As such, going to court is usually reserved as something that is done only in the event that a settlement out-of-court cannot be reached. Ideally, the two parties will come to an agreement during out-of-court mediations or settlement talks.
In some cases however, a plaintiff’s injuries are so serious, or a defendant is so stubborn, that even the toughest of negotiations are not successful. When this is the case, going to court may be the only option.
What to Expect in Court
Going to court can be an intimidating experience, so it is important to prepare yourself adequately. During a trial, the following will take place:
- Choosing a jury. The judge, your attorney, and the defendant’s attorney will have the opportunity to question a pool of jurors in order to create a jury that is fair for everyone.

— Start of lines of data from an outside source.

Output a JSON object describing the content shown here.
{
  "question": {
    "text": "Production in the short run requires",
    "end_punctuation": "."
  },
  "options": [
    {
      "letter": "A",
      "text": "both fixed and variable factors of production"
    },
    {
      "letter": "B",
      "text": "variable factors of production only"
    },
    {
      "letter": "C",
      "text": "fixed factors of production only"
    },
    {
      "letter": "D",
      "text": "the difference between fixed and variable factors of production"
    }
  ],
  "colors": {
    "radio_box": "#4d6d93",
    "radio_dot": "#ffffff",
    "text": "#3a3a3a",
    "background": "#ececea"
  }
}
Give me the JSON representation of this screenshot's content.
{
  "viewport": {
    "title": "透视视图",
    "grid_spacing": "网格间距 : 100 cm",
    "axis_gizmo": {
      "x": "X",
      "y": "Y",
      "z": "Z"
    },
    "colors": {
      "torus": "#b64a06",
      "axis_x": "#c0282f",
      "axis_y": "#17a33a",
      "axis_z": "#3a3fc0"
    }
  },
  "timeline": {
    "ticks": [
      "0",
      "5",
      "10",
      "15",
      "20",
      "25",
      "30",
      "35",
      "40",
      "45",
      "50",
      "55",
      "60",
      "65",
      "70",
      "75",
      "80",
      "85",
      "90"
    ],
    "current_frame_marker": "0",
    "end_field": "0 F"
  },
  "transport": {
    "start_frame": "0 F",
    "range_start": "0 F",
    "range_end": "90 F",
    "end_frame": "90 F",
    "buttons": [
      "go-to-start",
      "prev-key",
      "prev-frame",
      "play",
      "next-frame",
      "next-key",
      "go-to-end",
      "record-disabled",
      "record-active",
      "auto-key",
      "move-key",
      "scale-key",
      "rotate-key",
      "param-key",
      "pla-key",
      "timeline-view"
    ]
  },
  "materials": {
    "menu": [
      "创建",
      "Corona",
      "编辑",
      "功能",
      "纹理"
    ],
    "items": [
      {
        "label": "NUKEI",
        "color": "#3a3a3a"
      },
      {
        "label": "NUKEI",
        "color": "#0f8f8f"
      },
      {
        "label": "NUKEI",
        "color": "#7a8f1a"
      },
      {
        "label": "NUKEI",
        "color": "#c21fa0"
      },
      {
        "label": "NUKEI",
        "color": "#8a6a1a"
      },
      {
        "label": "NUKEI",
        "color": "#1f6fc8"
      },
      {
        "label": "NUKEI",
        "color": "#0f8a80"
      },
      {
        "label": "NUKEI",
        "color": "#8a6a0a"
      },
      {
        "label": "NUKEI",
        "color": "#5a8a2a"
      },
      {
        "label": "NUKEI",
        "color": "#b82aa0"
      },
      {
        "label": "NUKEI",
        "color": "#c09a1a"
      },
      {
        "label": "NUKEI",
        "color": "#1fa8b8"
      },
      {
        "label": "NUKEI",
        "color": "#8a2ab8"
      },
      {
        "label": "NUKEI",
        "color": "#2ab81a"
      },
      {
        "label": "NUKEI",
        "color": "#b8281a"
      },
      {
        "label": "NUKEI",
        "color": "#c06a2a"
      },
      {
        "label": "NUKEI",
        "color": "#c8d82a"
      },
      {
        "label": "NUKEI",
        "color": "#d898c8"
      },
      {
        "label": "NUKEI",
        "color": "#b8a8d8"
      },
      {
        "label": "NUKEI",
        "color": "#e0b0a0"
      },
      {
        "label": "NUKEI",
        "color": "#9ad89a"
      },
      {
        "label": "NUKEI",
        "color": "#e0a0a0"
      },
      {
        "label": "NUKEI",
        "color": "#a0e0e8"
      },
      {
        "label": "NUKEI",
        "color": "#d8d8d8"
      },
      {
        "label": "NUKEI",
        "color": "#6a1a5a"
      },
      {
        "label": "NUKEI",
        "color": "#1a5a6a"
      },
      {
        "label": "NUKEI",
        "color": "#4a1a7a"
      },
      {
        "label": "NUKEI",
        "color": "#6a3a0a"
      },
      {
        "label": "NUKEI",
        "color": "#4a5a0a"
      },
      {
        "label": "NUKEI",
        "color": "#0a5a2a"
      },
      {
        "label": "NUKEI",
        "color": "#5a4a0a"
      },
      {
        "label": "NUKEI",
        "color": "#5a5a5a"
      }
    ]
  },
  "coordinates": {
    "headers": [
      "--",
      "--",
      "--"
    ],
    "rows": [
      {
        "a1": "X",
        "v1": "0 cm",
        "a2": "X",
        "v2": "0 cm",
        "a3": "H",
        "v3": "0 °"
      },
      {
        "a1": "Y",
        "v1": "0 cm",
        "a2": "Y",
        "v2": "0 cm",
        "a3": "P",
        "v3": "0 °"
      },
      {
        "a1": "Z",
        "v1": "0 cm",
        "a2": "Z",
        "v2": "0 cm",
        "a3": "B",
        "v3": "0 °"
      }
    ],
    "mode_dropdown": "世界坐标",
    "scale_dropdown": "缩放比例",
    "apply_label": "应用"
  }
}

- Opening statements. Both you and the defense (or your respective lawyers), will have the opportunity to give opening statements to the court that highlight what will be discussed in the case and why you deserve (or do not deserve, in the defense’s case) compensation for your injuries.
- Testimony. The third step will be giving testimony, and calling any eyewitnesses or experts to the give testimony as well.
- Closing arguments. Again, both parties or their lawyers will have an opportunity to speak before the court and summarize why they believe that the jury should vote in their favor.
- Jury instruction, deliberation, and verdict. The judge will instruct the jury as to what legal standards apply to the case, and then the jury will deliberate. Deliberation may be as short as one hour or as long as multiple days. When the jury has reached a unanimous decision, this decision will be presented to all parties by the court.